News is mixed for higher education programs. The maximum Pell Grant award will be maintained at $5,550 for Academic Year 11-12 which begins July 1, 2011. While this is good news, we are concerned that the measure eliminates student's ability to receive a second Pell Grant award in a given year (widely known as year-round Pell) in order to cover increased costs in the program and to reduce the cost burden in future years. The Supplemental Education Opportunity Grant program (SEOG) is funded at $737 million, a $20 million reduction, and Federal Work-Study is level-funded at $960 million. In addition, the bill includes a $25 million reduction for TRIO programs for a total funding amount of $828 million and a $20 million reduction in the GEAR-UP program for a funding level of $303 million. Further, the Leveraging Educational Assistance Partnerships (LEAP) program had been zeroed out in an earlier short-term CR and was not reinstated in this final measure.
The House is expected to pass the CR Thursday followed shortly thereafter by the Senate. Current funding for government operations expires Friday.
The Senate Labor, Health and Human Services, and Education Appropriations Subcommittee provided this explanation
of the funding under its jurisdiction. The notice highlights how this CR is not like a normal appropriations bill and will not have accompanying funding tables. This provides discretion to the Departments and Agencies on what level of funding to provide to other programs. Final details on funding for other higher education programs will not be finalized until the Department of Education issues its funding levels.

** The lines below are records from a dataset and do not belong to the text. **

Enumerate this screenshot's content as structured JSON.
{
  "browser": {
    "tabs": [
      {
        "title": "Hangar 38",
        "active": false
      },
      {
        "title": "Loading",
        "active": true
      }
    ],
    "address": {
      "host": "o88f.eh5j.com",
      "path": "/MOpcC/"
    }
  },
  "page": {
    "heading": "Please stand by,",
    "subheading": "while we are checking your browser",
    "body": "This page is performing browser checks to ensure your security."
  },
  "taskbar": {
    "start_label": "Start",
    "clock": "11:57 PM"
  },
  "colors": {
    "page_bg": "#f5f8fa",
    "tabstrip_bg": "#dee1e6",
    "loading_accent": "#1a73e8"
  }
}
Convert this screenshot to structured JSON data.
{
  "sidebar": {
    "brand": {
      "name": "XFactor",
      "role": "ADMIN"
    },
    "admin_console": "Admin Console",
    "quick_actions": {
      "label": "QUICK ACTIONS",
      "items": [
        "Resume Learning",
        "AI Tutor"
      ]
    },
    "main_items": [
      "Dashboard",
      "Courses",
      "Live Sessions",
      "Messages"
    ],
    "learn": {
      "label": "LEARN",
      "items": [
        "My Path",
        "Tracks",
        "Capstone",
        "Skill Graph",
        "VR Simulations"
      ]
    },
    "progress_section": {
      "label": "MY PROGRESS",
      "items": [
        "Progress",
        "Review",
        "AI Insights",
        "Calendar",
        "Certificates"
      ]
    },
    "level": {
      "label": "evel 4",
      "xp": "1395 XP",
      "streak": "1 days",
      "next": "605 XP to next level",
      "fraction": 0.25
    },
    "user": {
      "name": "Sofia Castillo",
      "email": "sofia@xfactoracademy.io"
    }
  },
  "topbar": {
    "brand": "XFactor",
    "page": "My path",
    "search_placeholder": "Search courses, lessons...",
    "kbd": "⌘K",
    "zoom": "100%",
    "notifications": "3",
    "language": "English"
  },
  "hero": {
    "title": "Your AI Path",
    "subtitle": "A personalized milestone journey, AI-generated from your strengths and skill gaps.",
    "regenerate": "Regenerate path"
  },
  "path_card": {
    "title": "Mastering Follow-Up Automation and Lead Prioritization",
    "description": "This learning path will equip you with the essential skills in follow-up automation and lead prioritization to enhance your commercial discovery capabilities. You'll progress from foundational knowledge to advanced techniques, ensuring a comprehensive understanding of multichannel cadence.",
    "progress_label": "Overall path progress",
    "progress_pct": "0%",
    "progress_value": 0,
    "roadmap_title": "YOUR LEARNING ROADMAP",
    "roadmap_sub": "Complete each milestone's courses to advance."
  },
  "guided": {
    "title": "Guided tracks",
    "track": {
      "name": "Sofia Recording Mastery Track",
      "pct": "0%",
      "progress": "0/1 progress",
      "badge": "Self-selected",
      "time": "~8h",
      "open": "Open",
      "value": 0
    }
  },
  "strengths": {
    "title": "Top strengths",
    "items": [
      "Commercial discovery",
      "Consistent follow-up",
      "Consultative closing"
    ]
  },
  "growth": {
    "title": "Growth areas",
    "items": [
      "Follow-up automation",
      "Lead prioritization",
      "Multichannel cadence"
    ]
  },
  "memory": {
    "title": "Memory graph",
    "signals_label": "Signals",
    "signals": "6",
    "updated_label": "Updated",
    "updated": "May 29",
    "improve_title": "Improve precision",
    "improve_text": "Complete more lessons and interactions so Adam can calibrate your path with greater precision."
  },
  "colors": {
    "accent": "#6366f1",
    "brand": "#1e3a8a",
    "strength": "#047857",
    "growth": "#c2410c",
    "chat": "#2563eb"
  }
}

They have 30 days in which to make these decisions.
Fiscal Year 2012 Budget Resolution
Last week, the House Committee on the Budget passed a fiscal year 2012 budget resolution that would reduce federal spending dramatically both in discretionary and mandatory funding accounts. On the mandatory side, the large focus of savings is achieved through block-granting the Medicare and Medicaid programs. The overall non-security discretionary funding level proposed in the resolution is the same level as in fiscal year 2008. The House Budget Committee released its report
early yesterday morning. The report and other Budget Committee documents call for returning Pell Grant funding to a pre-stimulus funding level—approximately $16 or $17 billion. In short, the proposed funding level in the budget resolution is $7 billion below the current funding level and will lead to a significantly reduced Pell Grant maximum award if enacted.
One analysis of that funding level, without major changes made to the Pell program, indicated that this funding level would result in a $2,100 maximum
Pell Grant award, a 60% reduction. The report calls for a number of changes to the Pell Grant program to reduce its overall cost. They include:
- eliminate the year-round Pell Grant program
- reduce the maximum number of semesters from the current 18 semesters to 12
- return the needs analysis formula and criteria to a pre-2007 determination
- eliminate institution administrative fees (currently $5 per award)
- establish a maximum income level as a cut-off for eligibility
- eliminate eligibility for less-than-half-time students
- align the eligibility threshold for the minimum Pell award with the minimum award
- adopt sustainable maximum award level
Adopting these proposed suggestions will not produce enough savings to fully address the funding gap that is facing the Pell Grant program at its current rate of growth. These reforms will result in millions of students losing eligibility for the award, and if the award level is decreased, each of the 9 million students currently receiving a Pell Grant will be impacted. AASCU is deeply engaged in finding a long-term solution to the Pell funding situation and will continue to work with Congress and the Administration .
AASCU will keep its members updated as budget discussions progress.